◆ Work to be completed:
Determine how many lines in the records hold the word "Overview". Return the number alone.

Items from an interface collection
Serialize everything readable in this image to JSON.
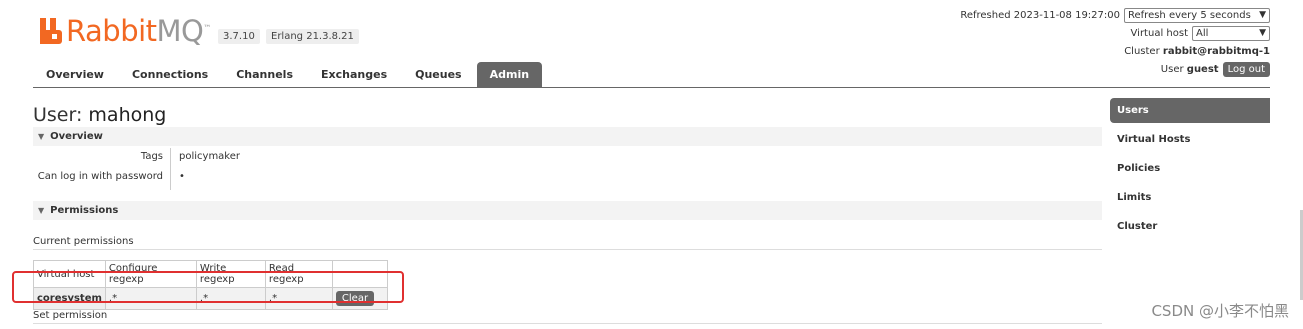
{
  "header": {
    "logo_rabbit": "Rabbit",
    "logo_mq": "MQ",
    "logo_tm": "™",
    "version": "3.7.10",
    "erlang": "Erlang 21.3.8.21",
    "refreshed_label": "Refreshed 2023-11-08 19:27:00",
    "refresh_select": "Refresh every 5 seconds",
    "vhost_label": "Virtual host",
    "vhost_select": "All",
    "cluster_label": "Cluster",
    "cluster_value": "rabbit@rabbitmq-1",
    "user_label": "User",
    "user_value": "guest",
    "logout": "Log out"
  },
  "tabs": [
    "Overview",
    "Connections",
    "Channels",
    "Exchanges",
    "Queues",
    "Admin"
  ],
  "active_tab": "Admin",
  "page": {
    "title_prefix": "User:",
    "title_name": "mahong",
    "overview_header": "Overview",
    "tags_label": "Tags",
    "tags_value": "policymaker",
    "login_label": "Can log in with password",
    "login_value": "•",
    "permissions_header": "Permissions",
    "current_permissions": "Current permissions",
    "set_permission": "Set permission"
  },
  "permissions_table": {
    "headers": [
      "Virtual host",
      "Configure regexp",
      "Write regexp",
      "Read regexp"
    ],
    "rows": [
      {
        "vhost": "coresystem",
        "configure": ".*",
        "write": ".*",
        "read": ".*",
        "action": "Clear"
      }
    ]
  },
  "sidebar": {
    "items": [
      "Users",
      "Virtual Hosts",
      "Policies",
      "Limits",
      "Cluster"
    ],
    "active": "Users"
  },
  "watermark": "CSDN @小李不怕黑",
  "colors": {
    "brand_orange": "#f26822",
    "tab_active": "#666666",
    "highlight_red": "#e03030"
  }
}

◆ Solution:
2